S'pore study to look at converting road space to cycling paths

The potential conversion of road space would contribute to the expansion of networks in several areas over the next decade.
The potential conversion of road space would contribute to the expansion of networks in several areas over the next decade.PHOTO: ST FILE

SINGAPORE - More than 20 roads in the north-east of Singapore and the eastern parts of the island will be assessed to determine if portions of them can be reclaimed for cycling paths, in what is likely to be the first such study on this scale.

They include stretches along heavily utilised roads such as Aljunied Road, Braddell Road, Upper Serangoon Road, Upper Paya Lebar Road and MacPherson Road.

Should all plans come to fruition, experts said the additional paths - part of a national plan to boost Singapore's cycling path network to 1,300km by 2030 from 460km currently - will significantly improve convenience and safety for cyclists.

They told The Straits Times the traffic study to be done is the largest they have heard of so far in relation to converting road space to cycling paths. It is one of various initiatives in Singapore's push to become a car-lite nation.

According to tender documents seen by ST, the Land Transport Authority (LTA) is seeking engineering consultancy services to design cycling paths and related infrastructure in the eastern sector.

Plans for the construction of the cycling paths are spread out in three phases till 2030.

The potential conversion of road space would contribute to the expansion of networks in several areas over the next decade.

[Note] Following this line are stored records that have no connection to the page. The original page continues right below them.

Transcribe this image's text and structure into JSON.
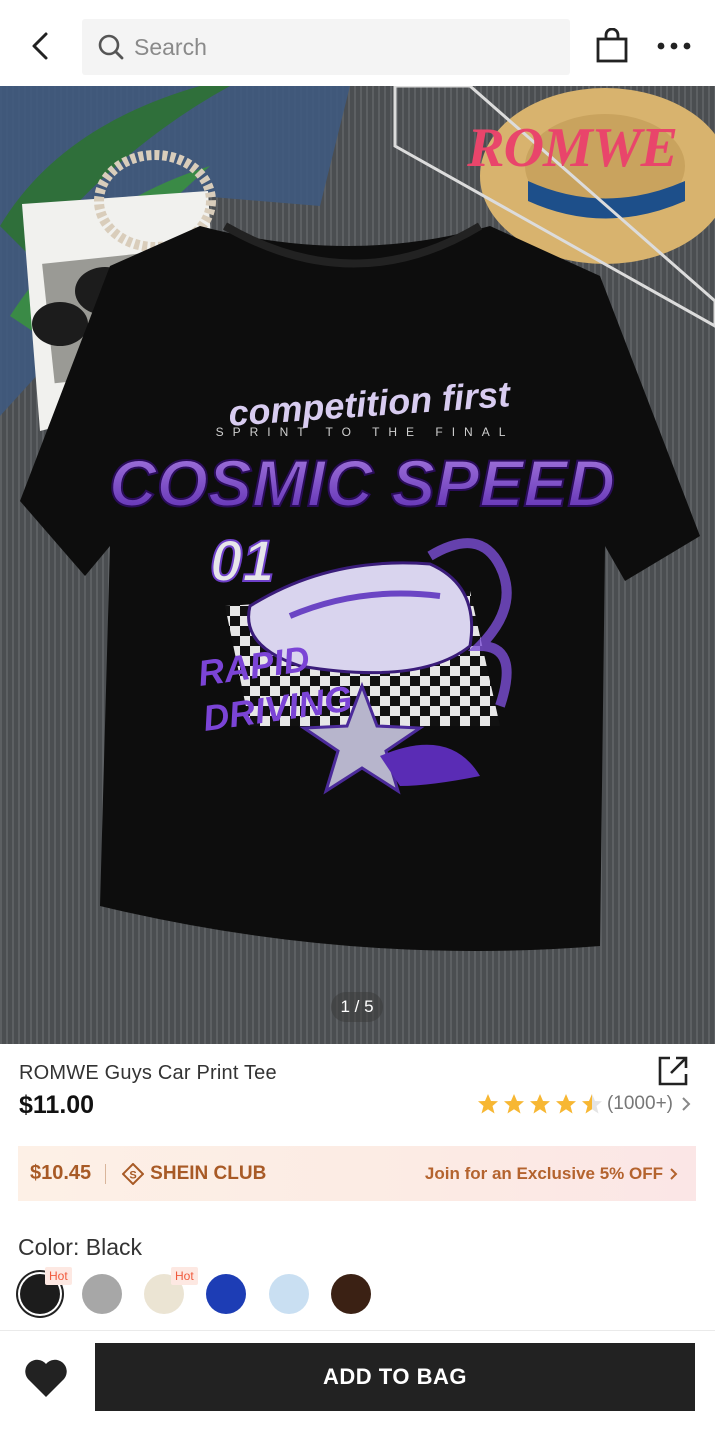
{
  "header": {
    "search_placeholder": "Search",
    "icons": [
      "back-arrow-icon",
      "search-icon",
      "shopping-bag-icon",
      "more-icon"
    ]
  },
  "gallery": {
    "brand_logo": "ROMWE",
    "counter": "1 / 5",
    "current_image": 1,
    "total_images": 5
  },
  "product": {
    "title": "ROMWE Guys Car Print Tee",
    "price": "$11.00",
    "rating": 4.5,
    "review_count": "(1000+)"
  },
  "club": {
    "price": "$10.45",
    "name": "SHEIN CLUB",
    "cta": "Join for an Exclusive 5% OFF"
  },
  "color": {
    "label": "Color: Black",
    "swatches": [
      {
        "name": "Black",
        "hex": "#1c1c1c",
        "hot": "Hot",
        "selected": true
      },
      {
        "name": "Grey",
        "hex": "#a7a7a7",
        "hot": "",
        "selected": false
      },
      {
        "name": "Beige",
        "hex": "#ebe4d3",
        "hot": "Hot",
        "selected": false
      },
      {
        "name": "Royal Blue",
        "hex": "#1d3db5",
        "hot": "",
        "selected": false
      },
      {
        "name": "Light Blue",
        "hex": "#c9dff2",
        "hot": "",
        "selected": false
      },
      {
        "name": "Coffee",
        "hex": "#3b2114",
        "hot": "",
        "selected": false
      }
    ]
  },
  "actions": {
    "add_to_bag": "ADD TO BAG"
  },
  "colors": {
    "accent_club": "#a85a26",
    "star": "#f7b733",
    "brand_pink": "#e9456b",
    "button": "#222222"
  }
}
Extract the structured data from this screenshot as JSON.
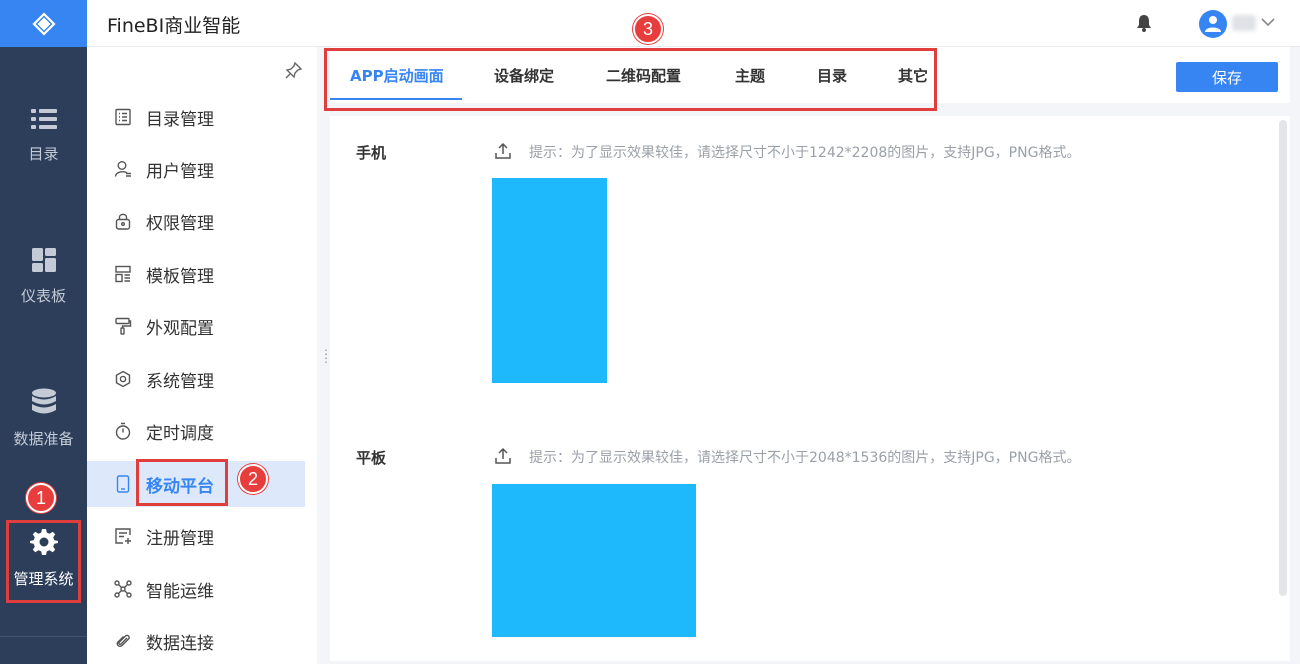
{
  "app_title": "FineBI商业智能",
  "rail": {
    "items": [
      {
        "label": "目录",
        "icon": "list-icon"
      },
      {
        "label": "仪表板",
        "icon": "dashboard-icon"
      },
      {
        "label": "数据准备",
        "icon": "database-icon"
      },
      {
        "label": "管理系统",
        "icon": "gear-icon",
        "active": true
      }
    ]
  },
  "subnav": {
    "items": [
      {
        "label": "目录管理",
        "icon": "catalog-icon"
      },
      {
        "label": "用户管理",
        "icon": "user-icon"
      },
      {
        "label": "权限管理",
        "icon": "lock-icon"
      },
      {
        "label": "模板管理",
        "icon": "template-icon"
      },
      {
        "label": "外观配置",
        "icon": "paint-roller-icon"
      },
      {
        "label": "系统管理",
        "icon": "settings-icon"
      },
      {
        "label": "定时调度",
        "icon": "timer-icon"
      },
      {
        "label": "移动平台",
        "icon": "mobile-icon",
        "active": true
      },
      {
        "label": "注册管理",
        "icon": "register-icon"
      },
      {
        "label": "智能运维",
        "icon": "network-icon"
      },
      {
        "label": "数据连接",
        "icon": "paperclip-icon"
      }
    ]
  },
  "tabs": [
    {
      "label": "APP启动画面",
      "active": true
    },
    {
      "label": "设备绑定"
    },
    {
      "label": "二维码配置"
    },
    {
      "label": "主题"
    },
    {
      "label": "目录"
    },
    {
      "label": "其它"
    }
  ],
  "save_label": "保存",
  "sections": [
    {
      "label": "手机",
      "hint": "提示：为了显示效果较佳，请选择尺寸不小于1242*2208的图片，支持JPG，PNG格式。"
    },
    {
      "label": "平板",
      "hint": "提示：为了显示效果较佳，请选择尺寸不小于2048*1536的图片，支持JPG，PNG格式。"
    }
  ],
  "annotations": [
    "1",
    "2",
    "3"
  ],
  "colors": {
    "accent": "#3685f2",
    "rail": "#2c3e5a",
    "preview": "#1eb8fd",
    "annotation": "#e03d3d"
  }
}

Estates that could significantly benefit include Geylang, which is slated to have an additional 29.5km of cycling paths, Sengkang (28.3km), Hougang (28.2km) and Serangoon (27.6km).

Industrial areas, such those as in Pasir Ris (6.6km) and Tampines (3.6km) and Bishan (1.6km), could also get cycling paths should feasibility studies come through.

The proposed new paths should connect to the existing path properly, LTA said. Where necessary, existing roads, junction and facilities should be realigned, reconfigured or reconstructed to do so.

The LTA said the studies on identified roads will analyse the traffic impact on surrounding roads that the cycling path proposals would have. Tenderers should propose localised road improvement schemes to meet traffic demands where necessary, it added.

Associate Professor Walter Theseira, who heads the master of urban transport management programme at the Singapore University of Social Sciences, said the studies address the issue of lack of space to build cycling paths along some key routes.

On why major roads are being looked at, he said: "If you want to implement a good high speed commuter cycling network, there is often going to be no choice other than to align the network with the existing arterial road network.

"The arterial road network is there for a reason - it happens to be the path that is most convenient for a larger number of commuters."

Mr Gopinath Menon, a transport engineering consultant, noted that cyclists are allowed to use normal road lanes, but many refrain from doing so because they feel unsafe.

Drawing parallels to the decision to introduce dedicated bus lanes, he said while it had some impact on traffic, there was a strong case to give priority to buses as they are "efficient movers of people".

"Similarly, bicycles are a eco-friendly mode of transport that the government wants to encourage."

But he added it is unlikely that all the roads being studied will be partially reclaimed for cycling paths, due to traffic considerations.

Mr Francis Chu, the co-founder of cycling group Love Cycling SG, was pleasantly surprised to learn of the extensive plans.

He said: "Such a move is in line with the global trend post-Covid-19, with people shifting to cycling from driving or public transportation to avoid the coronavirus.

"It is a smart move by LTA to capture this opportunity."